(2) It it more intuitive - written in terms of a Fourier basis the Feynman rules are in terms of momentum. So for example at the vertices momentum is conserved - its just a nice tidy way to think about whats happening at the vertex.
(3) Even if you start in position space, one method for doing the integrals you will encounter when writing for your loop expressions will be going to momentum space - so you sort of cut this step out from the outset.
(4) (following up on Vibert's comment) Plane waves are the basis we do the experiment in. That is, we send in wave packets highly localized in p space, i.e. this is the exact solution we perturb around.
Free equations are linear, so exponentials are their solutions. Thus we construct a linear superposition of exponentials to embrace a general case.
Interactions are supposed to change amplitudes of particular waves in these superpositions.

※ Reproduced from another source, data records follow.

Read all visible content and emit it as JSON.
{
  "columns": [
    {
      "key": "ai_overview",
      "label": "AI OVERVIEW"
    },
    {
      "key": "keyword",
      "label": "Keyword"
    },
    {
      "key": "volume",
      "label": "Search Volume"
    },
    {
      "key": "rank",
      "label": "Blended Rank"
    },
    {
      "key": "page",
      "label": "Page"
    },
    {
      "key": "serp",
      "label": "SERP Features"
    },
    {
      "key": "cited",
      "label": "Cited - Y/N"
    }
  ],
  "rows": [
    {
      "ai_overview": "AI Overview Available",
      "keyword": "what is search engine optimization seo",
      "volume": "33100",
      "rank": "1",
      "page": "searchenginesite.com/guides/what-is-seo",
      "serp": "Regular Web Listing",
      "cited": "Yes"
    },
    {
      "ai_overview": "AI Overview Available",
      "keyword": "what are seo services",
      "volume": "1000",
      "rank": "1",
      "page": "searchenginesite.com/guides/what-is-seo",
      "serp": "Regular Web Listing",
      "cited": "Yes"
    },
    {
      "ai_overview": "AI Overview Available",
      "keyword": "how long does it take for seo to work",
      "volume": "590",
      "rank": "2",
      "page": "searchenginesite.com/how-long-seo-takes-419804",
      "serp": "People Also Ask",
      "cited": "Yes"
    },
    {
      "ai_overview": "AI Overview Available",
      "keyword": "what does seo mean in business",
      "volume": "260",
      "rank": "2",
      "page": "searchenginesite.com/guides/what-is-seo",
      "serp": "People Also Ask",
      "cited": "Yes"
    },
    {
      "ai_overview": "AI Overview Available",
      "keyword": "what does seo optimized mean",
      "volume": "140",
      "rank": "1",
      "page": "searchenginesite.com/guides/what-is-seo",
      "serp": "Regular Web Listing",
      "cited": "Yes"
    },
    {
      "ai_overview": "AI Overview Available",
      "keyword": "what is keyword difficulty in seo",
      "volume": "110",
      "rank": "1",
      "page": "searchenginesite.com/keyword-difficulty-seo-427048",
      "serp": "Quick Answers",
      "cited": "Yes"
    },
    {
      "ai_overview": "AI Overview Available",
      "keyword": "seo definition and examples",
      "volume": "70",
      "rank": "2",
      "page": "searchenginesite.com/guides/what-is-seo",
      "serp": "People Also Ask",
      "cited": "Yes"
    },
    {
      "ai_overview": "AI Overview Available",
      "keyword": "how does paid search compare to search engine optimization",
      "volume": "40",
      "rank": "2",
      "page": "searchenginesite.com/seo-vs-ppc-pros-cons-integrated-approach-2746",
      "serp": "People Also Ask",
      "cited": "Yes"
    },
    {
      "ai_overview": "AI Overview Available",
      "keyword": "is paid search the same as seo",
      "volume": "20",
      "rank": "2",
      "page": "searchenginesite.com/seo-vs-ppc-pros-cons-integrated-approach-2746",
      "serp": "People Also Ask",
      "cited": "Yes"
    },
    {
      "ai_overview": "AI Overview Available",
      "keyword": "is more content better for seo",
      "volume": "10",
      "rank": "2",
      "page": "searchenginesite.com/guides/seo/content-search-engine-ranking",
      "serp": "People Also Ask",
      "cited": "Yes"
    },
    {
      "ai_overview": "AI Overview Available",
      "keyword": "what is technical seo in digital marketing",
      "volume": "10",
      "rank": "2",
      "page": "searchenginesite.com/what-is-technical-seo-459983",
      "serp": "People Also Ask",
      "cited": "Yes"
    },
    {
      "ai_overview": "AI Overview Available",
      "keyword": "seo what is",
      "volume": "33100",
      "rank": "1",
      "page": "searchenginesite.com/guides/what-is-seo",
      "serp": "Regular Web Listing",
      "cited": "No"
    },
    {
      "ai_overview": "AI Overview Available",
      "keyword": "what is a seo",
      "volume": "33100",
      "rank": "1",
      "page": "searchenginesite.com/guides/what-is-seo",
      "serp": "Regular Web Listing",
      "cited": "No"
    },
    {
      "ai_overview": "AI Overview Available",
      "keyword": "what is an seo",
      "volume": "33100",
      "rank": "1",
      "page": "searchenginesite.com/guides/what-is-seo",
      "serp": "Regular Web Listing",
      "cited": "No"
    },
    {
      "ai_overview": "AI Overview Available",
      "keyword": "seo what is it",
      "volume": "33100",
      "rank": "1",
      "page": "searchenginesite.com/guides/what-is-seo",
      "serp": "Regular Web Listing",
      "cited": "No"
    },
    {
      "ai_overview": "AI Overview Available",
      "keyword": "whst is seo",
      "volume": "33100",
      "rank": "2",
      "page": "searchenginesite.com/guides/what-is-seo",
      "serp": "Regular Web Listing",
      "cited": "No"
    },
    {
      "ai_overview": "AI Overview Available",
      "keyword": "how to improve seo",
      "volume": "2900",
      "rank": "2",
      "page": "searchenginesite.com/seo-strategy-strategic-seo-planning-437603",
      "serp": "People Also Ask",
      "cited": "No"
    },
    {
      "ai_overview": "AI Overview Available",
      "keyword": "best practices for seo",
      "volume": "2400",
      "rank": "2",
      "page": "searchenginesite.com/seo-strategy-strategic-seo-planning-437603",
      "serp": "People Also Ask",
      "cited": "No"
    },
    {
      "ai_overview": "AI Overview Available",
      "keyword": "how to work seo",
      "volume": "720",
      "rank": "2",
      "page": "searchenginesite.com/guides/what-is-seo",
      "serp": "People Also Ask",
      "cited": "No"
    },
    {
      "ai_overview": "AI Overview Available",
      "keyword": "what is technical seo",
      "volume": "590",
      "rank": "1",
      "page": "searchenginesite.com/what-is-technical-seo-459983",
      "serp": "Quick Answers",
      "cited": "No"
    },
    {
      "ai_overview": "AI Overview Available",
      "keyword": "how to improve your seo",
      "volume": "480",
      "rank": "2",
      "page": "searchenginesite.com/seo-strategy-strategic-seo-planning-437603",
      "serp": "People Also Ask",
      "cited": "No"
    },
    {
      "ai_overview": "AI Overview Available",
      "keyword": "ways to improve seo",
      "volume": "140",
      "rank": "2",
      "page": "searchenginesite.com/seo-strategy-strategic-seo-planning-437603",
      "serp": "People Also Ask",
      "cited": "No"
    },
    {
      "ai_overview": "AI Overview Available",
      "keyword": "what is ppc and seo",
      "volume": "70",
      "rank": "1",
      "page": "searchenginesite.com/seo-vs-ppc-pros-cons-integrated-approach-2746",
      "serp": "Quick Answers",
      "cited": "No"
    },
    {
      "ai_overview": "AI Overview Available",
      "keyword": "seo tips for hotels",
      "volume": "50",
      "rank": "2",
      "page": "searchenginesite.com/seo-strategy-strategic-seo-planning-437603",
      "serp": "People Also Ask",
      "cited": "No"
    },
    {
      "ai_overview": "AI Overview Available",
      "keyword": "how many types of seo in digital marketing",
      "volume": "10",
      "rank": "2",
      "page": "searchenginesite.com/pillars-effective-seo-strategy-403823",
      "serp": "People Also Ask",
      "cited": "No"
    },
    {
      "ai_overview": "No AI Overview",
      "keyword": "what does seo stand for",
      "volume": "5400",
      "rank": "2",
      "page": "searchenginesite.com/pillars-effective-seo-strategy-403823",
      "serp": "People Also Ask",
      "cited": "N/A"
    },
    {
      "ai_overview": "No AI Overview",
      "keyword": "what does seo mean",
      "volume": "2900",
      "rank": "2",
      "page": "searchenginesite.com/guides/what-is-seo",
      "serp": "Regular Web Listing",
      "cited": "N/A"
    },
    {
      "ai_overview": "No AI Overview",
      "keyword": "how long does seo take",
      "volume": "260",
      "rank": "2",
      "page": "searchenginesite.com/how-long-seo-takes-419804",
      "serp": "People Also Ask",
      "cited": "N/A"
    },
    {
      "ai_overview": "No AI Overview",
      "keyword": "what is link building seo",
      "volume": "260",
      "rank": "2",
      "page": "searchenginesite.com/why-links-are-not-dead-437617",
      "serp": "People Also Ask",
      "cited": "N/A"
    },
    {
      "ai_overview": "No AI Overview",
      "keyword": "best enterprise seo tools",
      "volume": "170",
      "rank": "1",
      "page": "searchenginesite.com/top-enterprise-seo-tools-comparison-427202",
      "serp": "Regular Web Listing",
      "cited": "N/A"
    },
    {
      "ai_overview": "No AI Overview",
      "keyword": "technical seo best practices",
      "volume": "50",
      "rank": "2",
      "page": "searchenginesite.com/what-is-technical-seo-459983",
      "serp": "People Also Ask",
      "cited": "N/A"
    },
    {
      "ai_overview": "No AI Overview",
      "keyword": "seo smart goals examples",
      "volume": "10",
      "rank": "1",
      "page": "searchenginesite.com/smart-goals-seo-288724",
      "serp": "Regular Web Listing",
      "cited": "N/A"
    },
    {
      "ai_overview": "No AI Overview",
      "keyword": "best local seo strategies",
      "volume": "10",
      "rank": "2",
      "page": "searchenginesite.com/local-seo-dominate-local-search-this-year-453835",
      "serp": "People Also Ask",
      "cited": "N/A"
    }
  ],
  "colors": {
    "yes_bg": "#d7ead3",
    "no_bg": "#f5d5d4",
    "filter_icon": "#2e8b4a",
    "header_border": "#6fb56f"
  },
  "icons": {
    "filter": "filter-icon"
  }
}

I think it's also important to emphasize the physical significance of the Fourier modes in the context of QFT. The Fourier modes $a^\dagger(\mathbf k)$ and $a(\mathbf k)$ in the context of the quantized Klein-Gordon field, for example, create and destroy particles with momentum $\mathbf k$ respectively. Namely, if $|\emptyset\rangle$ is the vacuum of the theory, then $$ a^\dagger(\mathbf k)|\emptyset\rangle $$ gives a state with a single particle of momentum $\mathbf k$, and more generally $$ a^\dagger(\mathbf k_1)a^\dagger(\mathbf k_2)\cdots a^\dagger(\mathbf k_N)|\emptyset\rangle $$ represents a state with $N$ particles with momentum $\mathbf k_1, \mathbf k_2, \dots, \mathbf k_N$ respectively.